### Work required
If a line in the entries below includes "time", show that line.

### Data provided

⁂

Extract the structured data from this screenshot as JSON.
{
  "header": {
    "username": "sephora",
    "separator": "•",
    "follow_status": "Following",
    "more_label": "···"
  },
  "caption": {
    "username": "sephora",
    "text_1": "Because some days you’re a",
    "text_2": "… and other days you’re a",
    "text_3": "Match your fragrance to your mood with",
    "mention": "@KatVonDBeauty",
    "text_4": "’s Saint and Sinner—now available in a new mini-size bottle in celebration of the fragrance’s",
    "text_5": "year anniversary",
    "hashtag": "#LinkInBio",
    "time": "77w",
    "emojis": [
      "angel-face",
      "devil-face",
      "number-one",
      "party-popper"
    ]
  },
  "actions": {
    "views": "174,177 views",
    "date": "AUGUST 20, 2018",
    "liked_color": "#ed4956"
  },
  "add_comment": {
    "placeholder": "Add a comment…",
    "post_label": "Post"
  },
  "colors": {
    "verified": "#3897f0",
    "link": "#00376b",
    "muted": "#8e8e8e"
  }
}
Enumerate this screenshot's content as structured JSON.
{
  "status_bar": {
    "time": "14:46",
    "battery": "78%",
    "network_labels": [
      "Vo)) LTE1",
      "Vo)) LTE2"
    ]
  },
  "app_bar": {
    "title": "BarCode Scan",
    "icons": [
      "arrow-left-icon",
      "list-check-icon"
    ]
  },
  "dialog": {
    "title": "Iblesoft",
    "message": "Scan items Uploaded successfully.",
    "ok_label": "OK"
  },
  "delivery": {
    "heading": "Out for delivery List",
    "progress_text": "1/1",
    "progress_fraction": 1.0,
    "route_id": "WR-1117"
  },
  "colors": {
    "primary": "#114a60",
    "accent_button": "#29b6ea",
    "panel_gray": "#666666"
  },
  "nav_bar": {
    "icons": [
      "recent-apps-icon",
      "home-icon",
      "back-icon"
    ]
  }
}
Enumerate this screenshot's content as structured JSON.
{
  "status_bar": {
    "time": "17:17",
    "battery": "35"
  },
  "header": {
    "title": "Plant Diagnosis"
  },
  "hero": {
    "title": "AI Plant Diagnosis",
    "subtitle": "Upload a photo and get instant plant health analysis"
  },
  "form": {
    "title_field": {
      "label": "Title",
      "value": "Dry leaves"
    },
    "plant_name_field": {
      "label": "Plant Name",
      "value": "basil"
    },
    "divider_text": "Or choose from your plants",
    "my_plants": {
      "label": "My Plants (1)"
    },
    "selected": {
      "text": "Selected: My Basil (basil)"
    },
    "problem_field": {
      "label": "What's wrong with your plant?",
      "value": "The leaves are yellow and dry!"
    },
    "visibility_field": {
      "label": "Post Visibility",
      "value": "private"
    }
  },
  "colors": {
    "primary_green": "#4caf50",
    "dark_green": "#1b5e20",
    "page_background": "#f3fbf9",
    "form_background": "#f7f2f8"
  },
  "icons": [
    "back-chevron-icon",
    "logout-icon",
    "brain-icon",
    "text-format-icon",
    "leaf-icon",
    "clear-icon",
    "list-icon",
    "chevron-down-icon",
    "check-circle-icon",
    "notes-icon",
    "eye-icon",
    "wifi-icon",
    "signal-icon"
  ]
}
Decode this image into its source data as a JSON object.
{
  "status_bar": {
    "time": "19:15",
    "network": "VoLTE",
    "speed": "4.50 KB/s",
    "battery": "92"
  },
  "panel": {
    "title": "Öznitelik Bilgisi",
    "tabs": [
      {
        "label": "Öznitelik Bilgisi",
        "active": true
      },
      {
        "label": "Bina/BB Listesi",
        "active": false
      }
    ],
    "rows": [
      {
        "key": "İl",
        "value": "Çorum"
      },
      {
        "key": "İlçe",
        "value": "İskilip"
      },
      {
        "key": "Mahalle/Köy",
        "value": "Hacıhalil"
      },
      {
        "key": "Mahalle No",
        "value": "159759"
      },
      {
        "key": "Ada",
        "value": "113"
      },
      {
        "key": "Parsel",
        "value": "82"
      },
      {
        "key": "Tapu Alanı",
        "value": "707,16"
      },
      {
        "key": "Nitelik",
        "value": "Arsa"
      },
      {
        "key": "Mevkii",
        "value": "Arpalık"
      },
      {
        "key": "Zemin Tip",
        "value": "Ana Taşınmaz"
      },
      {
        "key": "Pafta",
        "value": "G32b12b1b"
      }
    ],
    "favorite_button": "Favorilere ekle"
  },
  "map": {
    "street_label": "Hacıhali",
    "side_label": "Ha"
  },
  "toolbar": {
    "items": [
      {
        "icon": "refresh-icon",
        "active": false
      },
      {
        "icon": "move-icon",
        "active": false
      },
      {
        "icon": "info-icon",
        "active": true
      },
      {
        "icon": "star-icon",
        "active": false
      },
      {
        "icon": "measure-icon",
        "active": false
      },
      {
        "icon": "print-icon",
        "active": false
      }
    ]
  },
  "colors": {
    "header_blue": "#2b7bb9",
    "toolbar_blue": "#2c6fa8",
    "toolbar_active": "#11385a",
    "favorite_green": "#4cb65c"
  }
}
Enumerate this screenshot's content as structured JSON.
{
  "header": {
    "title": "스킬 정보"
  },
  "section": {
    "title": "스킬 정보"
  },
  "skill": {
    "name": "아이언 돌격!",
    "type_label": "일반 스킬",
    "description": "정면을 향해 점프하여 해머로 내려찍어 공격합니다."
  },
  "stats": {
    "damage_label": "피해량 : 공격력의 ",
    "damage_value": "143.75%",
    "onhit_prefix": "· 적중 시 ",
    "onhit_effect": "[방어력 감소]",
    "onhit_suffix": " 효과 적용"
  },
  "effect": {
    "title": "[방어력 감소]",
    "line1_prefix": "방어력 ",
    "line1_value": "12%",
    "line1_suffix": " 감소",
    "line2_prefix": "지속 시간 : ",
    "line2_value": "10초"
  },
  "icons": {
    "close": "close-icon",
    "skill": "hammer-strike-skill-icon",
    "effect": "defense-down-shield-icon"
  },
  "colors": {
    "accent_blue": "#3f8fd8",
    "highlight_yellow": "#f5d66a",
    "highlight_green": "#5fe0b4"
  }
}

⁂

### Problem solution
    "time": "77w",
    "time": "14:46",
    "time": "17:17",
    "time": "19:15",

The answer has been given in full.